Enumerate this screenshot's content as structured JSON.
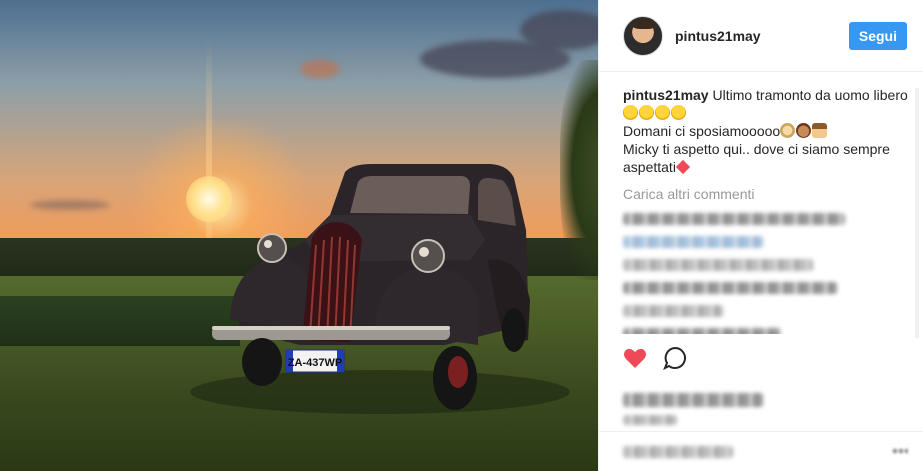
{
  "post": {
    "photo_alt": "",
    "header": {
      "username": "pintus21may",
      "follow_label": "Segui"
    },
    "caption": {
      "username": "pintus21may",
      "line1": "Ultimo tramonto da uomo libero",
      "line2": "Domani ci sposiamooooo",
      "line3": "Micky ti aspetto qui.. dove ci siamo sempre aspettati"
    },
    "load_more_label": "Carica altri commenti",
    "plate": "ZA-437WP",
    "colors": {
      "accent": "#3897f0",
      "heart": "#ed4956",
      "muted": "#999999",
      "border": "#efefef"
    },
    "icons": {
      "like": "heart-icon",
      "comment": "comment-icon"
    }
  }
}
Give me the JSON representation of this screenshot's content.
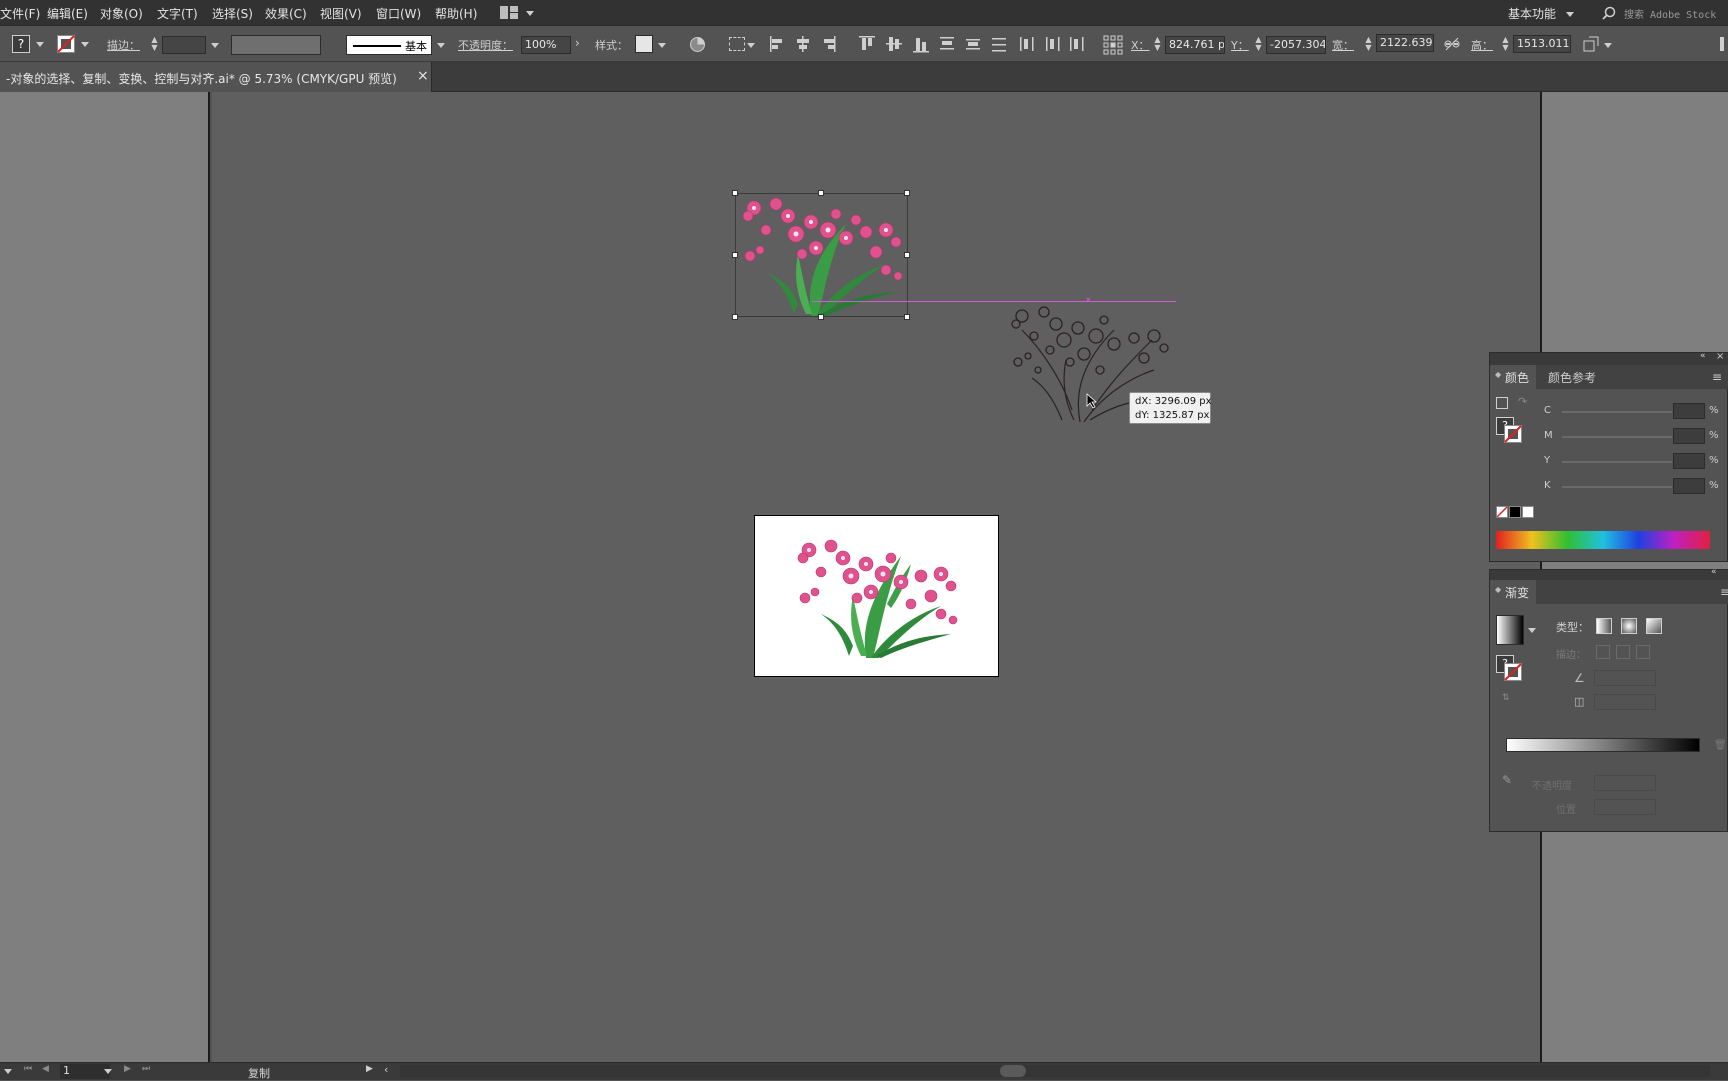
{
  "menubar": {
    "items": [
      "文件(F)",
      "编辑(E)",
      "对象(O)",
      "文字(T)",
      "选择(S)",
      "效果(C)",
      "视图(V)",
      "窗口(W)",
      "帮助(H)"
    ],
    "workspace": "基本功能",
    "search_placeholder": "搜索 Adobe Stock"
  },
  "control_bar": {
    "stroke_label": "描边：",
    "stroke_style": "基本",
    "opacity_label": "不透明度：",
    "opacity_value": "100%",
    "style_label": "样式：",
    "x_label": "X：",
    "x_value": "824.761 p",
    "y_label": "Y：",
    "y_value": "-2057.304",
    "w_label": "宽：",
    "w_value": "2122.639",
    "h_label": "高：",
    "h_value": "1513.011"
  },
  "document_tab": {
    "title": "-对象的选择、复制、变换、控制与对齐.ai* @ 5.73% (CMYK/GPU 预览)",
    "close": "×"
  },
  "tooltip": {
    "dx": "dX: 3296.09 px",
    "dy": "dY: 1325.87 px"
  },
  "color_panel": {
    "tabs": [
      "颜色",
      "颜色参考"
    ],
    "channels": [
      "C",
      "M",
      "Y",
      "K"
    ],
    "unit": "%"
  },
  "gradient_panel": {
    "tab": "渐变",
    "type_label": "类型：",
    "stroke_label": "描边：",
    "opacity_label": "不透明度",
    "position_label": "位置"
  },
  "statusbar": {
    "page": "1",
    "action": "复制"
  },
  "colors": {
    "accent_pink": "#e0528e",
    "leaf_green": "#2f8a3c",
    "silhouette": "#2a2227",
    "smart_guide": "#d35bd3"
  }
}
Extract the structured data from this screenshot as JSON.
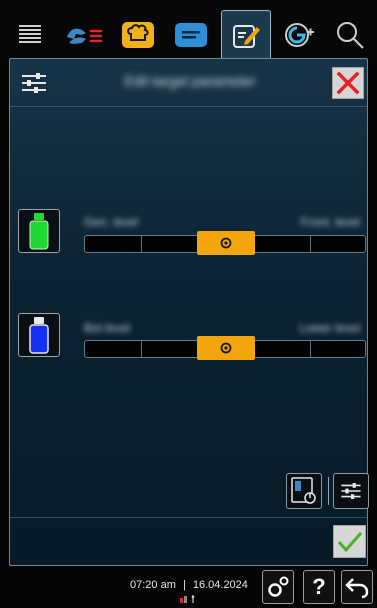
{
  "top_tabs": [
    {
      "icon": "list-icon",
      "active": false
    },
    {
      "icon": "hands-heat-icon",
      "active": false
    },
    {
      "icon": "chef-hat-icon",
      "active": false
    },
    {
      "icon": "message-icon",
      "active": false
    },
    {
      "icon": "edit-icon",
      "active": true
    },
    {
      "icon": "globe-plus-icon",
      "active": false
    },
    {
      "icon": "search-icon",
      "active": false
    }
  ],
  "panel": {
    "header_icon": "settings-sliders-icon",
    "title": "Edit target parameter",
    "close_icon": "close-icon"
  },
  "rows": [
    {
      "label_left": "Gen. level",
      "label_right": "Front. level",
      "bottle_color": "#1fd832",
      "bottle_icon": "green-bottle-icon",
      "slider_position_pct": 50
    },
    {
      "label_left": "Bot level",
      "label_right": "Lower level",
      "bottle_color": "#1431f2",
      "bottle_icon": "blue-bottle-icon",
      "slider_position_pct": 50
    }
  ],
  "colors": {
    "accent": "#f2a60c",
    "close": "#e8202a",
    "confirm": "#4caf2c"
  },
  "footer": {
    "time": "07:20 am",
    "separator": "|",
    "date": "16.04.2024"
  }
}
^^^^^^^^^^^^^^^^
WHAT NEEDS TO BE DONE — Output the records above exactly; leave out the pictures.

ANSWER TO THE PROBLEM —
Enumerate this screenshot's content as structured JSON.
{
  "post": {
    "photo_alt": "",
    "header": {
      "username": "pintus21may",
      "follow_label": "Segui"
    },
    "caption": {
      "username": "pintus21may",
      "line1": "Ultimo tramonto da uomo libero",
      "line2": "Domani ci sposiamooooo",
      "line3": "Micky ti aspetto qui.. dove ci siamo sempre aspettati"
    },
    "load_more_label": "Carica altri commenti",
    "plate": "ZA-437WP",
    "colors": {
      "accent": "#3897f0",
      "heart": "#ed4956",
      "muted": "#999999",
      "border": "#efefef"
    },
    "icons": {
      "like": "heart-icon",
      "comment": "comment-icon"
    }
  }
}
Give me the JSON representation of this screenshot's content.
{
  "menubar": {
    "items": [
      "文件(F)",
      "编辑(E)",
      "对象(O)",
      "文字(T)",
      "选择(S)",
      "效果(C)",
      "视图(V)",
      "窗口(W)",
      "帮助(H)"
    ],
    "workspace": "基本功能",
    "search_placeholder": "搜索 Adobe Stock"
  },
  "control_bar": {
    "stroke_label": "描边：",
    "stroke_style": "基本",
    "opacity_label": "不透明度：",
    "opacity_value": "100%",
    "style_label": "样式：",
    "x_label": "X：",
    "x_value": "824.761 p",
    "y_label": "Y：",
    "y_value": "-2057.304",
    "w_label": "宽：",
    "w_value": "2122.639",
    "h_label": "高：",
    "h_value": "1513.011"
  },
  "document_tab": {
    "title": "-对象的选择、复制、变换、控制与对齐.ai* @ 5.73% (CMYK/GPU 预览)",
    "close": "×"
  },
  "tooltip": {
    "dx": "dX: 3296.09 px",
    "dy": "dY: 1325.87 px"
  },
  "color_panel": {
    "tabs": [
      "颜色",
      "颜色参考"
    ],
    "channels": [
      "C",
      "M",
      "Y",
      "K"
    ],
    "unit": "%"
  },
  "gradient_panel": {
    "tab": "渐变",
    "type_label": "类型：",
    "stroke_label": "描边：",
    "opacity_label": "不透明度",
    "position_label": "位置"
  },
  "statusbar": {
    "page": "1",
    "action": "复制"
  },
  "colors": {
    "accent_pink": "#e0528e",
    "leaf_green": "#2f8a3c",
    "silhouette": "#2a2227",
    "smart_guide": "#d35bd3"
  }
}
Extract the structured data from this screenshot as JSON.
{
  "top_tabs": [
    {
      "icon": "list-icon",
      "active": false
    },
    {
      "icon": "hands-heat-icon",
      "active": false
    },
    {
      "icon": "chef-hat-icon",
      "active": false
    },
    {
      "icon": "message-icon",
      "active": false
    },
    {
      "icon": "edit-icon",
      "active": true
    },
    {
      "icon": "globe-plus-icon",
      "active": false
    },
    {
      "icon": "search-icon",
      "active": false
    }
  ],
  "panel": {
    "header_icon": "settings-sliders-icon",
    "title": "Edit target parameter",
    "close_icon": "close-icon"
  },
  "rows": [
    {
      "label_left": "Gen. level",
      "label_right": "Front. level",
      "bottle_color": "#1fd832",
      "bottle_icon": "green-bottle-icon",
      "slider_position_pct": 50
    },
    {
      "label_left": "Bot level",
      "label_right": "Lower level",
      "bottle_color": "#1431f2",
      "bottle_icon": "blue-bottle-icon",
      "slider_position_pct": 50
    }
  ],
  "colors": {
    "accent": "#f2a60c",
    "close": "#e8202a",
    "confirm": "#4caf2c"
  },
  "footer": {
    "time": "07:20 am",
    "separator": "|",
    "date": "16.04.2024"
  }
}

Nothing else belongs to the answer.